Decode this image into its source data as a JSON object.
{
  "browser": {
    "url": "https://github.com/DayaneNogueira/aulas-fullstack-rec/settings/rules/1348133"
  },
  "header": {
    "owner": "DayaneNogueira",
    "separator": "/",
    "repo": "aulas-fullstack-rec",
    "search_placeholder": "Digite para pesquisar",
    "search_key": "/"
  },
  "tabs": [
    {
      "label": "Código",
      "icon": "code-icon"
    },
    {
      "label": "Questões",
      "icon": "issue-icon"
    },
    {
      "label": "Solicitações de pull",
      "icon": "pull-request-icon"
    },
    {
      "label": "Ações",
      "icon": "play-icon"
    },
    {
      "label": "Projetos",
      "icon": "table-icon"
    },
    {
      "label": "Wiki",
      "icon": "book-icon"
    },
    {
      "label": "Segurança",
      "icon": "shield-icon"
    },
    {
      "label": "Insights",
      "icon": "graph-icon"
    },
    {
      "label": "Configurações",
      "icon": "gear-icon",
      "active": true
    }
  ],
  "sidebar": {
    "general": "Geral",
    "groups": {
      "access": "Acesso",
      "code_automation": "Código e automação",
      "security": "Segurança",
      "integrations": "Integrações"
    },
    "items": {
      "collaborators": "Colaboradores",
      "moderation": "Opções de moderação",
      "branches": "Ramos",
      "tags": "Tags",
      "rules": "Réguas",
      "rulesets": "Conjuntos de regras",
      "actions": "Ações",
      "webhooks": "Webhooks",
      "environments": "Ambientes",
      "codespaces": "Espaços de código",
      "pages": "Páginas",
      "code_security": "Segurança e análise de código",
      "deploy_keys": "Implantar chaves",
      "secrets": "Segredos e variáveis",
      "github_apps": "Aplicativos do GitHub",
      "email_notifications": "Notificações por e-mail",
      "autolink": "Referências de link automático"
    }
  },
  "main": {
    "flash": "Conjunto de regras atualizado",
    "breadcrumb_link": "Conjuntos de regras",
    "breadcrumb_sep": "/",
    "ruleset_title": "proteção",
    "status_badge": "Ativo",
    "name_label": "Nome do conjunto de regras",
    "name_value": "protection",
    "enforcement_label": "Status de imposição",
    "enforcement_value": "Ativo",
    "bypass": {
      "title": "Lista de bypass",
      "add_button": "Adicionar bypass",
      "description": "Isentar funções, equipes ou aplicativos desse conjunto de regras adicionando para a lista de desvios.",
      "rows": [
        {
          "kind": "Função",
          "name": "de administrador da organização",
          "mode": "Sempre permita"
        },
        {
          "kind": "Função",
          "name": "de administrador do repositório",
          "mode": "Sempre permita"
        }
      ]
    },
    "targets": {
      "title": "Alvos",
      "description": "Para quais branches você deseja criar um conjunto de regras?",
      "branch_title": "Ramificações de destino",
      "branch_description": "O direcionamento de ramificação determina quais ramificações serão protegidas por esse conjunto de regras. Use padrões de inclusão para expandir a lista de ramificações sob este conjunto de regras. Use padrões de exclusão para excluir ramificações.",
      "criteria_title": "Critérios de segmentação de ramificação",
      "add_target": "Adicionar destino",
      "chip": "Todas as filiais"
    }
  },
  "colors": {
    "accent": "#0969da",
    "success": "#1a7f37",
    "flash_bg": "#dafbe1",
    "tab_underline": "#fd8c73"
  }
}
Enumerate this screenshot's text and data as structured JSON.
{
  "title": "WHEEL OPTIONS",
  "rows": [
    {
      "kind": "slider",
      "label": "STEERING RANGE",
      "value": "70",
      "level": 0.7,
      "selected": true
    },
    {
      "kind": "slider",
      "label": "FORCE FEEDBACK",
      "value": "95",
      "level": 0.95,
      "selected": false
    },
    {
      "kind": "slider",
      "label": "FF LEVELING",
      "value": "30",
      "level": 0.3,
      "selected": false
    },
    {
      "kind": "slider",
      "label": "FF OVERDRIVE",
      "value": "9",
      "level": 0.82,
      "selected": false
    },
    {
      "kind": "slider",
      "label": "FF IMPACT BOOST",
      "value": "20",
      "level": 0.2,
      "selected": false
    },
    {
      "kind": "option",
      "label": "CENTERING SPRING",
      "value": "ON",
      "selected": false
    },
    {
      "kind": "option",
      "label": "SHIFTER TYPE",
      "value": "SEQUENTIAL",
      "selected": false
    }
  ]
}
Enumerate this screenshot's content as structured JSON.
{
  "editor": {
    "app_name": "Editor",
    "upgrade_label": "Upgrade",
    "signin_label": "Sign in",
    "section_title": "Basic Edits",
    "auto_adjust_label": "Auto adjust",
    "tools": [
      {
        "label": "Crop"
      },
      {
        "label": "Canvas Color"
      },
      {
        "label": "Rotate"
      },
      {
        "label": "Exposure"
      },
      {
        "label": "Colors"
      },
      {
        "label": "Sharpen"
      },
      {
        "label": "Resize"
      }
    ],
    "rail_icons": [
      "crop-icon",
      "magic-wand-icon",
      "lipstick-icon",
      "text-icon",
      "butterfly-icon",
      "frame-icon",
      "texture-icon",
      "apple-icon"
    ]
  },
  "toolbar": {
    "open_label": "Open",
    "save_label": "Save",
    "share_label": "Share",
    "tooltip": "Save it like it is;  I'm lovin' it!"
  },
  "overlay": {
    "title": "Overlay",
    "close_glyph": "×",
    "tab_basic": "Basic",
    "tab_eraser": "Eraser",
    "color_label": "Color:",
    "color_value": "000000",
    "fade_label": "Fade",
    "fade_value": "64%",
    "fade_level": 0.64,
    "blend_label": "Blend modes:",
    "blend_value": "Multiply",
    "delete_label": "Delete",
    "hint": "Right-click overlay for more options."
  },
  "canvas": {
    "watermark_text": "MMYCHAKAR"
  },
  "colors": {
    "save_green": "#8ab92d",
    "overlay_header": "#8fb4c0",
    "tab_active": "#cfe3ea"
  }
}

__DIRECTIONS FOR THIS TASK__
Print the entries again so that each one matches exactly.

__EXPECTED ANSWER__
Decode this image into its source data as a JSON object.
{
  "browser": {
    "url": "https://github.com/DayaneNogueira/aulas-fullstack-rec/settings/rules/1348133"
  },
  "header": {
    "owner": "DayaneNogueira",
    "separator": "/",
    "repo": "aulas-fullstack-rec",
    "search_placeholder": "Digite para pesquisar",
    "search_key": "/"
  },
  "tabs": [
    {
      "label": "Código",
      "icon": "code-icon"
    },
    {
      "label": "Questões",
      "icon": "issue-icon"
    },
    {
      "label": "Solicitações de pull",
      "icon": "pull-request-icon"
    },
    {
      "label": "Ações",
      "icon": "play-icon"
    },
    {
      "label": "Projetos",
      "icon": "table-icon"
    },
    {
      "label": "Wiki",
      "icon": "book-icon"
    },
    {
      "label": "Segurança",
      "icon": "shield-icon"
    },
    {
      "label": "Insights",
      "icon": "graph-icon"
    },
    {
      "label": "Configurações",
      "icon": "gear-icon",
      "active": true
    }
  ],
  "sidebar": {
    "general": "Geral",
    "groups": {
      "access": "Acesso",
      "code_automation": "Código e automação",
      "security": "Segurança",
      "integrations": "Integrações"
    },
    "items": {
      "collaborators": "Colaboradores",
      "moderation": "Opções de moderação",
      "branches": "Ramos",
      "tags": "Tags",
      "rules": "Réguas",
      "rulesets": "Conjuntos de regras",
      "actions": "Ações",
      "webhooks": "Webhooks",
      "environments": "Ambientes",
      "codespaces": "Espaços de código",
      "pages": "Páginas",
      "code_security": "Segurança e análise de código",
      "deploy_keys": "Implantar chaves",
      "secrets": "Segredos e variáveis",
      "github_apps": "Aplicativos do GitHub",
      "email_notifications": "Notificações por e-mail",
      "autolink": "Referências de link automático"
    }
  },
  "main": {
    "flash": "Conjunto de regras atualizado",
    "breadcrumb_link": "Conjuntos de regras",
    "breadcrumb_sep": "/",
    "ruleset_title": "proteção",
    "status_badge": "Ativo",
    "name_label": "Nome do conjunto de regras",
    "name_value": "protection",
    "enforcement_label": "Status de imposição",
    "enforcement_value": "Ativo",
    "bypass": {
      "title": "Lista de bypass",
      "add_button": "Adicionar bypass",
      "description": "Isentar funções, equipes ou aplicativos desse conjunto de regras adicionando para a lista de desvios.",
      "rows": [
        {
          "kind": "Função",
          "name": "de administrador da organização",
          "mode": "Sempre permita"
        },
        {
          "kind": "Função",
          "name": "de administrador do repositório",
          "mode": "Sempre permita"
        }
      ]
    },
    "targets": {
      "title": "Alvos",
      "description": "Para quais branches você deseja criar um conjunto de regras?",
      "branch_title": "Ramificações de destino",
      "branch_description": "O direcionamento de ramificação determina quais ramificações serão protegidas por esse conjunto de regras. Use padrões de inclusão para expandir a lista de ramificações sob este conjunto de regras. Use padrões de exclusão para excluir ramificações.",
      "criteria_title": "Critérios de segmentação de ramificação",
      "add_target": "Adicionar destino",
      "chip": "Todas as filiais"
    }
  },
  "colors": {
    "accent": "#0969da",
    "success": "#1a7f37",
    "flash_bg": "#dafbe1",
    "tab_underline": "#fd8c73"
  }
}
Enumerate this screenshot's text and data as structured JSON.
{
  "title": "WHEEL OPTIONS",
  "rows": [
    {
      "kind": "slider",
      "label": "STEERING RANGE",
      "value": "70",
      "level": 0.7,
      "selected": true
    },
    {
      "kind": "slider",
      "label": "FORCE FEEDBACK",
      "value": "95",
      "level": 0.95,
      "selected": false
    },
    {
      "kind": "slider",
      "label": "FF LEVELING",
      "value": "30",
      "level": 0.3,
      "selected": false
    },
    {
      "kind": "slider",
      "label": "FF OVERDRIVE",
      "value": "9",
      "level": 0.82,
      "selected": false
    },
    {
      "kind": "slider",
      "label": "FF IMPACT BOOST",
      "value": "20",
      "level": 0.2,
      "selected": false
    },
    {
      "kind": "option",
      "label": "CENTERING SPRING",
      "value": "ON",
      "selected": false
    },
    {
      "kind": "option",
      "label": "SHIFTER TYPE",
      "value": "SEQUENTIAL",
      "selected": false
    }
  ]
}
Enumerate this screenshot's content as structured JSON.
{
  "editor": {
    "app_name": "Editor",
    "upgrade_label": "Upgrade",
    "signin_label": "Sign in",
    "section_title": "Basic Edits",
    "auto_adjust_label": "Auto adjust",
    "tools": [
      {
        "label": "Crop"
      },
      {
        "label": "Canvas Color"
      },
      {
        "label": "Rotate"
      },
      {
        "label": "Exposure"
      },
      {
        "label": "Colors"
      },
      {
        "label": "Sharpen"
      },
      {
        "label": "Resize"
      }
    ],
    "rail_icons": [
      "crop-icon",
      "magic-wand-icon",
      "lipstick-icon",
      "text-icon",
      "butterfly-icon",
      "frame-icon",
      "texture-icon",
      "apple-icon"
    ]
  },
  "toolbar": {
    "open_label": "Open",
    "save_label": "Save",
    "share_label": "Share",
    "tooltip": "Save it like it is;  I'm lovin' it!"
  },
  "overlay": {
    "title": "Overlay",
    "close_glyph": "×",
    "tab_basic": "Basic",
    "tab_eraser": "Eraser",
    "color_label": "Color:",
    "color_value": "000000",
    "fade_label": "Fade",
    "fade_value": "64%",
    "fade_level": 0.64,
    "blend_label": "Blend modes:",
    "blend_value": "Multiply",
    "delete_label": "Delete",
    "hint": "Right-click overlay for more options."
  },
  "canvas": {
    "watermark_text": "MMYCHAKAR"
  },
  "colors": {
    "save_green": "#8ab92d",
    "overlay_header": "#8fb4c0",
    "tab_active": "#cfe3ea"
  }
}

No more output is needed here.